[^ 2] See INA 201(b). Immediate relatives of a U.S. citizen include the U.S. citizen’s spouse, children (unmarried and under 21 years of age), and parents (if the U.S. citizen is 21 years of age or older). Widow(er)s of U.S. citizens and noncitizens admitted to the United States as a fiancé(e) or child of a fiancé(e) of a U.S. citizen may also be considered immediate relatives if they meet certain conditions.

[^ 3] See INA 101(a)(27)(H)

[^ 4] See INA 101(a)(27)(I)

[^ 5] See INA 101(a)(27)(J)

[^ 6] See INA 101(a)(27)(K)

[^ 7] See 8 CFR 245.1(d).

[^ 8] See INA 101(a)(15).

[^ 9] See INA 207.

[^ 10] See INA 208.

[^ 11] See INA 212(d)(5)(A).

[^ 12] For more information, see Section E, Effect of Pending Application or Petition [7 USCIS-PM B.3(E)].

[^ 13] USCIS systems may indicate an entry without inspection as “EWI.”

[^ 14] For example, a noncitizen who was admitted as a nonimmigrant is in an unlawful status if the noncitizen has violated any of the terms or conditions of the nonimmigrant status – such as by engaging in unauthorized employment, termination of the employment that was the basis for the nonimmigrant status, failing to maintain a full course of study, or engaging in conduct specified in 8 CFR 212.1(e)-(g). The noncitizen’s status also becomes unlawful if the noncitizen remains in the United States after DHS terminates the noncitizen’s nonimmigrant status under 8 CFR 214.1(d).

[^ 15] The relevant terms or conditions include those that apply to all nonimmigrants, such as 8 CFR 214.1(e)-(g), as well as those that apply to the specific nonimmigrant classification.

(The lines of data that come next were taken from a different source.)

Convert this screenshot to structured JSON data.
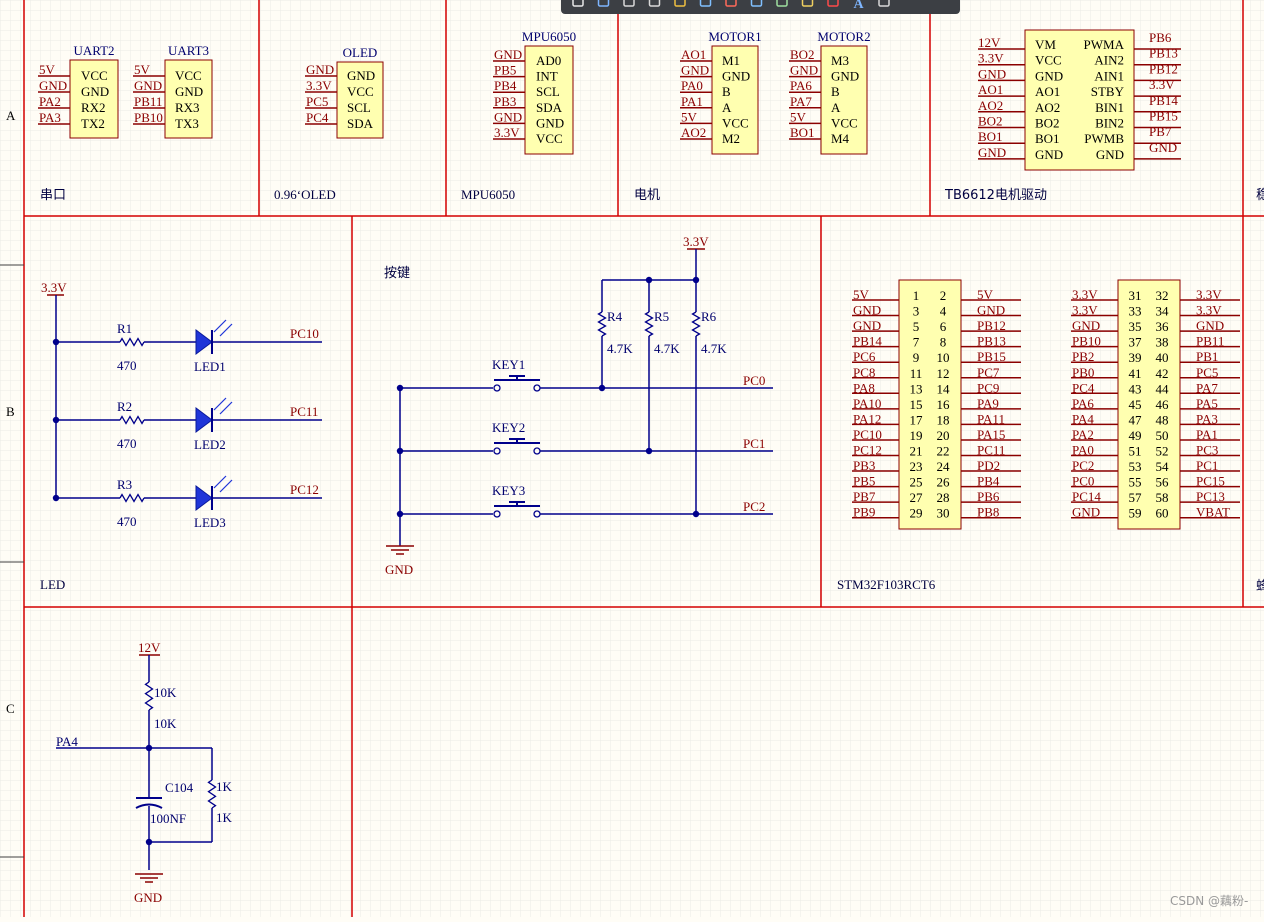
{
  "colors": {
    "background": "#fffdf6",
    "grid": "#e6e6e6",
    "border_line": "#d40000",
    "net_label": "#8b0000",
    "wire": "#00008b",
    "component_fill": "#ffffb0",
    "component_outline": "#8b0000",
    "pin_text": "#000000",
    "ref_text": "#00006e"
  },
  "toolbar": {
    "icons": [
      "filter-icon",
      "add-icon",
      "select-rect-icon",
      "align-icon",
      "place-part-icon",
      "wire-icon",
      "gnd-port-icon",
      "bus-icon",
      "component-icon",
      "harness-icon",
      "no-erc-icon",
      "text-icon",
      "more-icon"
    ],
    "text_tool_label": "A"
  },
  "row_labels": [
    "A",
    "B",
    "C"
  ],
  "sections": {
    "uart": "串口",
    "oled": "0.96‘OLED",
    "mpu": "MPU6050",
    "motor": "电机",
    "tb6612": "TB6612电机驱动",
    "cut_right_a": "稳",
    "led": "LED",
    "key": "按键",
    "stm32": "STM32F103RCT6",
    "cut_right_b": "蜂"
  },
  "uart2": {
    "ref": "UART2",
    "nets": [
      "5V",
      "GND",
      "PA2",
      "PA3"
    ],
    "pins": [
      "VCC",
      "GND",
      "RX2",
      "TX2"
    ]
  },
  "uart3": {
    "ref": "UART3",
    "nets": [
      "5V",
      "GND",
      "PB11",
      "PB10"
    ],
    "pins": [
      "VCC",
      "GND",
      "RX3",
      "TX3"
    ]
  },
  "oled": {
    "ref": "OLED",
    "nets": [
      "GND",
      "3.3V",
      "PC5",
      "PC4"
    ],
    "pins": [
      "GND",
      "VCC",
      "SCL",
      "SDA"
    ]
  },
  "mpu6050": {
    "ref": "MPU6050",
    "nets": [
      "GND",
      "PB5",
      "PB4",
      "PB3",
      "GND",
      "3.3V"
    ],
    "pins": [
      "AD0",
      "INT",
      "SCL",
      "SDA",
      "GND",
      "VCC"
    ]
  },
  "motor1": {
    "ref": "MOTOR1",
    "nets": [
      "AO1",
      "GND",
      "PA0",
      "PA1",
      "5V",
      "AO2"
    ],
    "pins": [
      "M1",
      "GND",
      "B",
      "A",
      "VCC",
      "M2"
    ]
  },
  "motor2": {
    "ref": "MOTOR2",
    "nets": [
      "BO2",
      "GND",
      "PA6",
      "PA7",
      "5V",
      "BO1"
    ],
    "pins": [
      "M3",
      "GND",
      "B",
      "A",
      "VCC",
      "M4"
    ]
  },
  "tb6612": {
    "left_nets": [
      "12V",
      "3.3V",
      "GND",
      "AO1",
      "AO2",
      "BO2",
      "BO1",
      "GND"
    ],
    "left_pins": [
      "VM",
      "VCC",
      "GND",
      "AO1",
      "AO2",
      "BO2",
      "BO1",
      "GND"
    ],
    "right_pins": [
      "PWMA",
      "AIN2",
      "AIN1",
      "STBY",
      "BIN1",
      "BIN2",
      "PWMB",
      "GND"
    ],
    "right_nets": [
      "PB6",
      "PB13",
      "PB12",
      "3.3V",
      "PB14",
      "PB15",
      "PB7",
      "GND"
    ]
  },
  "led": {
    "power": "3.3V",
    "rows": [
      {
        "res": "R1",
        "val": "470",
        "led": "LED1",
        "net": "PC10"
      },
      {
        "res": "R2",
        "val": "470",
        "led": "LED2",
        "net": "PC11"
      },
      {
        "res": "R3",
        "val": "470",
        "led": "LED3",
        "net": "PC12"
      }
    ]
  },
  "keys": {
    "power": "3.3V",
    "gnd": "GND",
    "resistors": [
      {
        "ref": "R4",
        "val": "4.7K"
      },
      {
        "ref": "R5",
        "val": "4.7K"
      },
      {
        "ref": "R6",
        "val": "4.7K"
      }
    ],
    "switches": [
      {
        "ref": "KEY1",
        "net": "PC0"
      },
      {
        "ref": "KEY2",
        "net": "PC1"
      },
      {
        "ref": "KEY3",
        "net": "PC2"
      }
    ]
  },
  "stm32_left": {
    "left_nets": [
      "5V",
      "GND",
      "GND",
      "PB14",
      "PC6",
      "PC8",
      "PA8",
      "PA10",
      "PA12",
      "PC10",
      "PC12",
      "PB3",
      "PB5",
      "PB7",
      "PB9"
    ],
    "odd": [
      "1",
      "3",
      "5",
      "7",
      "9",
      "11",
      "13",
      "15",
      "17",
      "19",
      "21",
      "23",
      "25",
      "27",
      "29"
    ],
    "even": [
      "2",
      "4",
      "6",
      "8",
      "10",
      "12",
      "14",
      "16",
      "18",
      "20",
      "22",
      "24",
      "26",
      "28",
      "30"
    ],
    "right_nets": [
      "5V",
      "GND",
      "PB12",
      "PB13",
      "PB15",
      "PC7",
      "PC9",
      "PA9",
      "PA11",
      "PA15",
      "PC11",
      "PD2",
      "PB4",
      "PB6",
      "PB8"
    ]
  },
  "stm32_right": {
    "left_nets": [
      "3.3V",
      "3.3V",
      "GND",
      "PB10",
      "PB2",
      "PB0",
      "PC4",
      "PA6",
      "PA4",
      "PA2",
      "PA0",
      "PC2",
      "PC0",
      "PC14",
      "GND"
    ],
    "odd": [
      "31",
      "33",
      "35",
      "37",
      "39",
      "41",
      "43",
      "45",
      "47",
      "49",
      "51",
      "53",
      "55",
      "57",
      "59"
    ],
    "even": [
      "32",
      "34",
      "36",
      "38",
      "40",
      "42",
      "44",
      "46",
      "48",
      "50",
      "52",
      "54",
      "56",
      "58",
      "60"
    ],
    "right_nets": [
      "3.3V",
      "3.3V",
      "GND",
      "PB11",
      "PB1",
      "PC5",
      "PA7",
      "PA5",
      "PA3",
      "PA1",
      "PC3",
      "PC1",
      "PC15",
      "PC13",
      "VBAT"
    ]
  },
  "battery": {
    "power": "12V",
    "r_top_ref": "10K",
    "r_top_val": "10K",
    "net": "PA4",
    "cap_ref": "C104",
    "cap_val": "100NF",
    "r_side_ref": "1K",
    "r_side_val": "1K",
    "gnd": "GND"
  },
  "watermark": "CSDN @藕粉-"
}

For example, a B-2 visitor who worked without authorization and an F-1 student who failed to maintain a full course of study would both be out of status. 

[^ 16] Extension of stay or change of status applications, once approved, may retroactively confer lawful immigration status. For more information, see Section E, Effect of Pending Application or Petition [7 USCIS-PM B.3(E)].

[^ 17] See INA 212(a)(9)(B) and INA 212(a)(9)(C). Those in a period of stay authorized are protected from accruing unlawful presence. For example, a noncitizen whose adjustment of status application is pending is in a period of stay authorized and does not accrue unlawful presence. However, although a noncitizen is in a period of stay authorized, it may be that the noncitizen is in unlawful status. See Section E, Effect of a Pending Application or Petition [7 USCIS-PM B.3(E)].

[^ 18] In some cases, USCIS may excuse untimely filing and approve an extension of stay or change of status request. For more information, see Chapter 4, Status and Nonimmigrant Visa Violations – INA 245(c)(2) and INA 245(c)(8), Section E, Exceptions, Subsection 3, Effect of Extension of Stay and Change of Status [7 USCIS-PM B.4(E)(3)].

Current as of October 20, 2021